If, when the jobber has named his original price, the broker asks him to "come closer,” the former is at once released from his obligation to deal at the price originally named. The capacity of jobbers to deal readily and freely, and at close prices, is obviously increased when they are not always anxious to keep their accounts even, and cover every bargain, but are prepared to “run a book” as it is called, taking stock when it is offered freely and being ready to carry it for a time, or if the market is the other way, facing the position of being “short." thus to act as merchants rather than mere dealers has been lessened by the great increase that has taken place in recent years in their number; since the consequent diminution in the volume of business done by each, and the narrowing of turns, has made them less able to take the greater risk involved by running a book. Those who still do so, however, have the advantage of getting more custom from the brokers, and they are thus better able to tell what the outside public is doing in the stocks in which they specialize.

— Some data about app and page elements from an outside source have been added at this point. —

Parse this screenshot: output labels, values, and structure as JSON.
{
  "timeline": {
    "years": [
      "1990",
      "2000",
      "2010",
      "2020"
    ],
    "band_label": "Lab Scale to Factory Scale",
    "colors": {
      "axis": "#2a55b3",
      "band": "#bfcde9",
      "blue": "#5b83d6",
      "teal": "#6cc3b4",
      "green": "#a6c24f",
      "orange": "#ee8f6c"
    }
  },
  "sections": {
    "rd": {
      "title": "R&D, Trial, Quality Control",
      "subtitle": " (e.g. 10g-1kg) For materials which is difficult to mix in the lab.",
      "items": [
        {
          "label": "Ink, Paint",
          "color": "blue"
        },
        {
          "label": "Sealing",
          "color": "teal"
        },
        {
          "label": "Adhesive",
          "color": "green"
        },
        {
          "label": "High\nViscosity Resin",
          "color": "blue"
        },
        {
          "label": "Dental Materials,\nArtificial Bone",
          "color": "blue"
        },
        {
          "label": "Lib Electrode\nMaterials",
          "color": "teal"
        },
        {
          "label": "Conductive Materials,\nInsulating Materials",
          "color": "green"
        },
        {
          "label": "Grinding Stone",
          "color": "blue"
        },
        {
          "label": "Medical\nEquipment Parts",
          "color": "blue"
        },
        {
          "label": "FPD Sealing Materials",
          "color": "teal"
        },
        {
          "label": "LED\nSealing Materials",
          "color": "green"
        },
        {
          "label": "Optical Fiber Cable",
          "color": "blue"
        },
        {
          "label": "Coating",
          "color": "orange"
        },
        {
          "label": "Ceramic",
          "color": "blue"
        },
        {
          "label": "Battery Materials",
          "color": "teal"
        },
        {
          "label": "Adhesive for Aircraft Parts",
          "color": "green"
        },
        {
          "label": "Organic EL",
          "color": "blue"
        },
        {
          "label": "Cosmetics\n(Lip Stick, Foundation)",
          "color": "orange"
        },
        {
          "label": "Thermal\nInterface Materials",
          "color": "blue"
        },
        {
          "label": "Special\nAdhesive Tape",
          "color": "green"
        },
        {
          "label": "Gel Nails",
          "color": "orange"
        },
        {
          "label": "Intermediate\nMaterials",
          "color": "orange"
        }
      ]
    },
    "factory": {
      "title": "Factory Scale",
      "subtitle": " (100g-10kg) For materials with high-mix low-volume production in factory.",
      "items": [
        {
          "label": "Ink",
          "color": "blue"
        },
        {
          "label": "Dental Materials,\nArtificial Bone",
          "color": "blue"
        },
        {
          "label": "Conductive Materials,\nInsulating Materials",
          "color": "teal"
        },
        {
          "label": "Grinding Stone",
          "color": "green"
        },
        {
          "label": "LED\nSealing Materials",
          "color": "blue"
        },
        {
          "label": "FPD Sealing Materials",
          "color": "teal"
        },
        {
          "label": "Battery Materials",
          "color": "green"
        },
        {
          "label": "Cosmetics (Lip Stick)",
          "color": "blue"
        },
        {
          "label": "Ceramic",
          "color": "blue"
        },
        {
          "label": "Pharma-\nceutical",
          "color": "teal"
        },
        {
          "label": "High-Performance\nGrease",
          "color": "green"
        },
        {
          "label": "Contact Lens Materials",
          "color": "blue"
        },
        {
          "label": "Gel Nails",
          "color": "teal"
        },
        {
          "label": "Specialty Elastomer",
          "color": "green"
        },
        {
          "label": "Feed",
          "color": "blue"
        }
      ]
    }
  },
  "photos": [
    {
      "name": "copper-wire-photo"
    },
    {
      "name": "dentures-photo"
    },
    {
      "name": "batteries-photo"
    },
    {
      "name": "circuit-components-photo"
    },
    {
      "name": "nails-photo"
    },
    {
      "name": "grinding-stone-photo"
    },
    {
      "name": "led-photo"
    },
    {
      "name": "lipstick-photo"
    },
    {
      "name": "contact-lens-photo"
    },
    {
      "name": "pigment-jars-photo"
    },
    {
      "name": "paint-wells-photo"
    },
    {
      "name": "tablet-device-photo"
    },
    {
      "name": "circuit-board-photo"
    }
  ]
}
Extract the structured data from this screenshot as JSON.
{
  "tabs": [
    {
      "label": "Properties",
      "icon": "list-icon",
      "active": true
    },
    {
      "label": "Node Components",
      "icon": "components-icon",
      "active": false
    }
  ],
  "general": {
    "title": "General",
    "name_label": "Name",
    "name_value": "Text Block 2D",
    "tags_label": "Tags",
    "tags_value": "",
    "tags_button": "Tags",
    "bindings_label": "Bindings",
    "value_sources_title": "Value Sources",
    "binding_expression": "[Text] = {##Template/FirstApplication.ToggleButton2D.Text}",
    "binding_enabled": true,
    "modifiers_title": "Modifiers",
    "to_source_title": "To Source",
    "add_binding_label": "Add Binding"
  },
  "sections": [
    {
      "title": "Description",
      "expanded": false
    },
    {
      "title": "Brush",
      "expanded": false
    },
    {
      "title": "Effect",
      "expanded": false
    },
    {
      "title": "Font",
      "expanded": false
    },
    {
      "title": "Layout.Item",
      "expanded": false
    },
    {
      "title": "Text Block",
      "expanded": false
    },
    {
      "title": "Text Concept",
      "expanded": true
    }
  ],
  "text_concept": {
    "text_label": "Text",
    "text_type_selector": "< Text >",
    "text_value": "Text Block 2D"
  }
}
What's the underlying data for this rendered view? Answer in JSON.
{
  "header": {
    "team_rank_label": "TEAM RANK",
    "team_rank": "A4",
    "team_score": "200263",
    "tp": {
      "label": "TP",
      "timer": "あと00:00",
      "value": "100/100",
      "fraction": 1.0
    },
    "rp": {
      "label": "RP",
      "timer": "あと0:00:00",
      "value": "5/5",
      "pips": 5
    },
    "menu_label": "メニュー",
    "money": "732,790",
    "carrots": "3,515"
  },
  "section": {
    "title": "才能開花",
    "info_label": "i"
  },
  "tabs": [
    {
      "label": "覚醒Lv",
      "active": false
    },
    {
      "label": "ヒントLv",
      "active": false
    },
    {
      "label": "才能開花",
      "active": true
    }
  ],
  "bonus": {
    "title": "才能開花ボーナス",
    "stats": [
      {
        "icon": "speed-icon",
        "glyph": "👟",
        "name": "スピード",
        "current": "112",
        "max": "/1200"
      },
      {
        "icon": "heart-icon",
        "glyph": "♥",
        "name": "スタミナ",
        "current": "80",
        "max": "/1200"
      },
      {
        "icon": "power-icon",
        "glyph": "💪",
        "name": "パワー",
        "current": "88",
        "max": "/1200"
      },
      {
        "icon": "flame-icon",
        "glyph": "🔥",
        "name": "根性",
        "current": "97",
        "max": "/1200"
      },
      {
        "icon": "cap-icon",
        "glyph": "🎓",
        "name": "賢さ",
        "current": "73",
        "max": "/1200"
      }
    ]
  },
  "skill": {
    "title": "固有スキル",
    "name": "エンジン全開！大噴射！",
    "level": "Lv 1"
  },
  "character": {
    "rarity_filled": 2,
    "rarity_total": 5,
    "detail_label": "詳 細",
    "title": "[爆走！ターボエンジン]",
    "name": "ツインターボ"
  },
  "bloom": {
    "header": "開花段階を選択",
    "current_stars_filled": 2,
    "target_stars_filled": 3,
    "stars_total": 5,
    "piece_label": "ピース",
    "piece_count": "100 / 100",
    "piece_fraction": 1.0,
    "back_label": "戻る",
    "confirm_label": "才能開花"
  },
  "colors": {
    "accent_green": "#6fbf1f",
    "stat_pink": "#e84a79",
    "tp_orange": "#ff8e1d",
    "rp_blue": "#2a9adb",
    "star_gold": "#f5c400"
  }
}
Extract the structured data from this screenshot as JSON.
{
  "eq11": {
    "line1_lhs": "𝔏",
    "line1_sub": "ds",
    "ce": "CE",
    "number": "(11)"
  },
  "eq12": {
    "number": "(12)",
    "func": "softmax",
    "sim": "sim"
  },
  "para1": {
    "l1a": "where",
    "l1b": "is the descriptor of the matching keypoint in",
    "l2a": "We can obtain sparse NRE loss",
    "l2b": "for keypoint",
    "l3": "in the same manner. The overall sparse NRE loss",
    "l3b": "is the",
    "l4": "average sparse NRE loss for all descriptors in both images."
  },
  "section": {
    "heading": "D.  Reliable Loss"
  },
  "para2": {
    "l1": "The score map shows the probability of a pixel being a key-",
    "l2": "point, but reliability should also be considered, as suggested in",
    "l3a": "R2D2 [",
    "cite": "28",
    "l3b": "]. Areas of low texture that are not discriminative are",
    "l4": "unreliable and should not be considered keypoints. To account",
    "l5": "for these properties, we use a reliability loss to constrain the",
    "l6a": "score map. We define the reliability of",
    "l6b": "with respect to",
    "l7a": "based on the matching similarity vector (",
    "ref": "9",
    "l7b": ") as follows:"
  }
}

When acting as a pure dealer, the jobber is always liable to the risk that the market may have gone against him before he can undo his bargain. If a number of brokers
are buying or selling simultaneously this may easily happen, and the jobber requires a very active and alert intelligence in order to keep closely in touch with the true state of the market. He is not bound to make a price if he is asked to do so, and sometimes when the market is altogether demoralized it happens that jobbers refuse to deal on the system described above. This is quite a rare occurrence, however, and as a rule it is expected of them that they should be prepared to provide a market and take the risks of their position. The jobber's business is on the whole a profitable one, and when the market is active and free he makes profits rapidly, the volume of his turnover fully compensating him for the narrowness of the margin on which he works.
His office expenses are small when compared with those of the broker, who has to conduct correspondence with clients, and from the nature of his business he has less reason to fear bad debts; for the jobber, as such, deals only with other members of the stock exchange, brokers or other jobbers, and they have to meet their debts on settling day, or declare themselves defaulters. But the broker deals for outside clients, and if they are unable to meet their speculative losses the broker has to pay and take his chance of recovering the debt by means of legal proceedings.
The justification of the jobber lies in the ease and freedom which his existence imparts to business in London. London's business is so diverse, and the number of different securities there dealt in is so great, that if every broker who received an order had to look for another who wanted to buy what he wanted to sell or vice versa, the work which is now done could never be got through. The English public,